We could do more, but the day is already too silly for its pants. Let’s sum up.

## Summary

First of all, you never know when you may need to draw a Valentine-style heart, and now you know how. I’ll leave the mushy text to your own discretion. I recommend “Snell-Roundhand Black” font for a nice classic look, but YMMV.

Then there’s the question of how far we go along the line from type it in and get the hell out of town, and polish it until it gleams like gold. We see that not every “improvement” really is, and maybe we see that if you try, sometimes you get what you need. In this program, pretty much any old heart will do, since we can move and scale at will. Maintaining this little app will probably not require us to change the equation nor how we represent it.

But in general, we’ll be back, using and editing our code again and again. So if we can make it a bit less ad hoc, a bit more clear, every time we pass through, it’ll pay off in faster development with less confusion.

Should you do as I do? I don’t do “should”. I’m not here to tell you how to be a programmer or software engineer or big macho craftsman. I’m here to show you what I do, and what happens when I do it. What I do works for me and makes my day-to-day, hour-to-hour programming more enjoyable and less of a slog. Would that happen to you? I don’t know. It might. Would it be worth it to you? I don’t know. It might.
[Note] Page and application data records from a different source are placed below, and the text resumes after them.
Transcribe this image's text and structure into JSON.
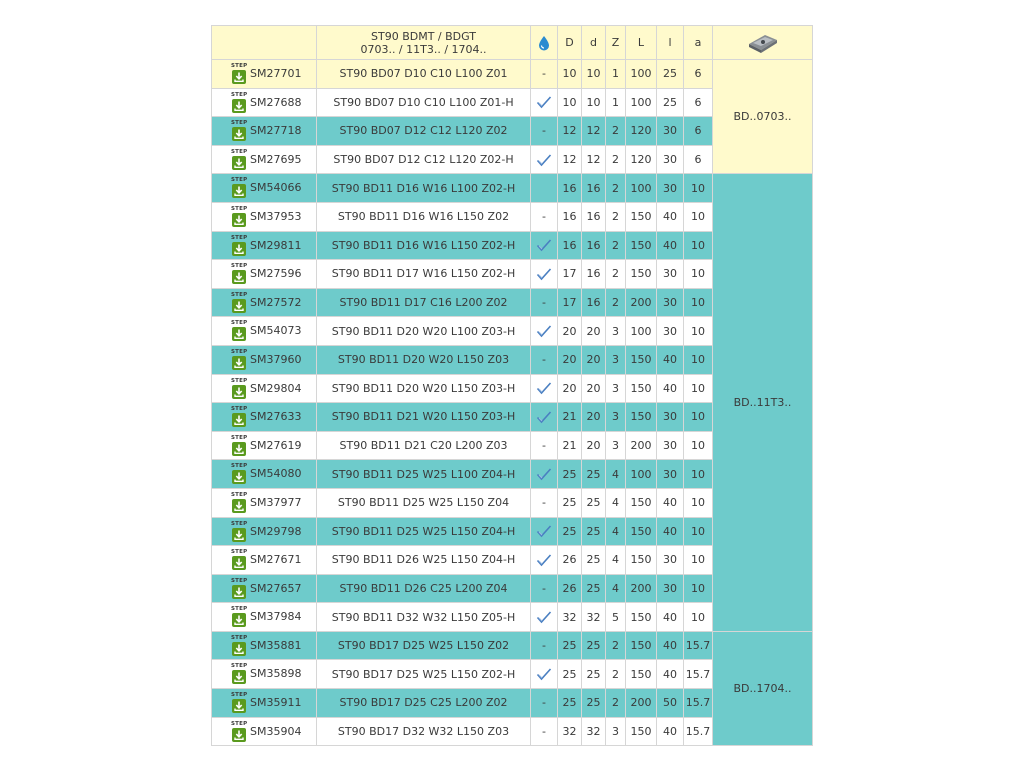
{
  "header": {
    "desc_line1": "ST90 BDMT / BDGT",
    "desc_line2": "0703.. / 11T3.. / 1704..",
    "coolant_icon": "water-drop-icon",
    "col_D": "D",
    "col_d": "d",
    "col_Z": "Z",
    "col_L": "L",
    "col_l": "l",
    "col_a": "a",
    "insert_icon": "insert-image-icon"
  },
  "step_label": "STEP",
  "step_icon": "download-icon",
  "check_icon": "checkmark-icon",
  "colors": {
    "teal": "#6ecbcb",
    "cream": "#fffacc",
    "green": "#5a9a1e",
    "check": "#4a7fc1"
  },
  "groups": [
    "BD..0703..",
    "BD..11T3..",
    "BD..1704.."
  ],
  "rows": [
    {
      "code": "SM27701",
      "desc": "ST90 BD07 D10 C10 L100 Z01",
      "coolant": "-",
      "D": "10",
      "d": "10",
      "Z": "1",
      "L": "100",
      "l": "25",
      "a": "6",
      "bg": "yellow"
    },
    {
      "code": "SM27688",
      "desc": "ST90 BD07 D10 C10 L100 Z01-H",
      "coolant": "check",
      "D": "10",
      "d": "10",
      "Z": "1",
      "L": "100",
      "l": "25",
      "a": "6",
      "bg": "white"
    },
    {
      "code": "SM27718",
      "desc": "ST90 BD07 D12 C12 L120 Z02",
      "coolant": "-",
      "D": "12",
      "d": "12",
      "Z": "2",
      "L": "120",
      "l": "30",
      "a": "6",
      "bg": "teal"
    },
    {
      "code": "SM27695",
      "desc": "ST90 BD07 D12 C12 L120 Z02-H",
      "coolant": "check",
      "D": "12",
      "d": "12",
      "Z": "2",
      "L": "120",
      "l": "30",
      "a": "6",
      "bg": "white"
    },
    {
      "code": "SM54066",
      "desc": "ST90 BD11 D16 W16 L100 Z02-H",
      "coolant": "",
      "D": "16",
      "d": "16",
      "Z": "2",
      "L": "100",
      "l": "30",
      "a": "10",
      "bg": "teal"
    },
    {
      "code": "SM37953",
      "desc": "ST90 BD11 D16 W16 L150 Z02",
      "coolant": "-",
      "D": "16",
      "d": "16",
      "Z": "2",
      "L": "150",
      "l": "40",
      "a": "10",
      "bg": "white"
    },
    {
      "code": "SM29811",
      "desc": "ST90 BD11 D16 W16 L150 Z02-H",
      "coolant": "check",
      "D": "16",
      "d": "16",
      "Z": "2",
      "L": "150",
      "l": "40",
      "a": "10",
      "bg": "teal"
    },
    {
      "code": "SM27596",
      "desc": "ST90 BD11 D17 W16 L150 Z02-H",
      "coolant": "check",
      "D": "17",
      "d": "16",
      "Z": "2",
      "L": "150",
      "l": "30",
      "a": "10",
      "bg": "white"
    },
    {
      "code": "SM27572",
      "desc": "ST90 BD11 D17 C16 L200 Z02",
      "coolant": "-",
      "D": "17",
      "d": "16",
      "Z": "2",
      "L": "200",
      "l": "30",
      "a": "10",
      "bg": "teal"
    },
    {
      "code": "SM54073",
      "desc": "ST90 BD11 D20 W20 L100 Z03-H",
      "coolant": "check",
      "D": "20",
      "d": "20",
      "Z": "3",
      "L": "100",
      "l": "30",
      "a": "10",
      "bg": "white"
    },
    {
      "code": "SM37960",
      "desc": "ST90 BD11 D20 W20 L150 Z03",
      "coolant": "-",
      "D": "20",
      "d": "20",
      "Z": "3",
      "L": "150",
      "l": "40",
      "a": "10",
      "bg": "teal"
    },
    {
      "code": "SM29804",
      "desc": "ST90 BD11 D20 W20 L150 Z03-H",
      "coolant": "check",
      "D": "20",
      "d": "20",
      "Z": "3",
      "L": "150",
      "l": "40",
      "a": "10",
      "bg": "white"
    },
    {
      "code": "SM27633",
      "desc": "ST90 BD11 D21 W20 L150 Z03-H",
      "coolant": "check",
      "D": "21",
      "d": "20",
      "Z": "3",
      "L": "150",
      "l": "30",
      "a": "10",
      "bg": "teal"
    },
    {
      "code": "SM27619",
      "desc": "ST90 BD11 D21 C20 L200 Z03",
      "coolant": "-",
      "D": "21",
      "d": "20",
      "Z": "3",
      "L": "200",
      "l": "30",
      "a": "10",
      "bg": "white"
    },
    {
      "code": "SM54080",
      "desc": "ST90 BD11 D25 W25 L100 Z04-H",
      "coolant": "check",
      "D": "25",
      "d": "25",
      "Z": "4",
      "L": "100",
      "l": "30",
      "a": "10",
      "bg": "teal"
    },
    {
      "code": "SM37977",
      "desc": "ST90 BD11 D25 W25 L150 Z04",
      "coolant": "-",
      "D": "25",
      "d": "25",
      "Z": "4",
      "L": "150",
      "l": "40",
      "a": "10",
      "bg": "white"
    },
    {
      "code": "SM29798",
      "desc": "ST90 BD11 D25 W25 L150 Z04-H",
      "coolant": "check",
      "D": "25",
      "d": "25",
      "Z": "4",
      "L": "150",
      "l": "40",
      "a": "10",
      "bg": "teal"
    },
    {
      "code": "SM27671",
      "desc": "ST90 BD11 D26 W25 L150 Z04-H",
      "coolant": "check",
      "D": "26",
      "d": "25",
      "Z": "4",
      "L": "150",
      "l": "30",
      "a": "10",
      "bg": "white"
    },
    {
      "code": "SM27657",
      "desc": "ST90 BD11 D26 C25 L200 Z04",
      "coolant": "-",
      "D": "26",
      "d": "25",
      "Z": "4",
      "L": "200",
      "l": "30",
      "a": "10",
      "bg": "teal"
    },
    {
      "code": "SM37984",
      "desc": "ST90 BD11 D32 W32 L150 Z05-H",
      "coolant": "check",
      "D": "32",
      "d": "32",
      "Z": "5",
      "L": "150",
      "l": "40",
      "a": "10",
      "bg": "white"
    },
    {
      "code": "SM35881",
      "desc": "ST90 BD17 D25 W25 L150 Z02",
      "coolant": "-",
      "D": "25",
      "d": "25",
      "Z": "2",
      "L": "150",
      "l": "40",
      "a": "15.7",
      "bg": "teal"
    },
    {
      "code": "SM35898",
      "desc": "ST90 BD17 D25 W25 L150 Z02-H",
      "coolant": "check",
      "D": "25",
      "d": "25",
      "Z": "2",
      "L": "150",
      "l": "40",
      "a": "15.7",
      "bg": "white"
    },
    {
      "code": "SM35911",
      "desc": "ST90 BD17 D25 C25 L200 Z02",
      "coolant": "-",
      "D": "25",
      "d": "25",
      "Z": "2",
      "L": "200",
      "l": "50",
      "a": "15.7",
      "bg": "teal"
    },
    {
      "code": "SM35904",
      "desc": "ST90 BD17 D32 W32 L150 Z03",
      "coolant": "-",
      "D": "32",
      "d": "32",
      "Z": "3",
      "L": "150",
      "l": "40",
      "a": "15.7",
      "bg": "white"
    }
  ]
}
1. “Clear on inspection” is math talk for “it is possible to figure this out, probably”.

2. Thought, though, rough, through. Get it?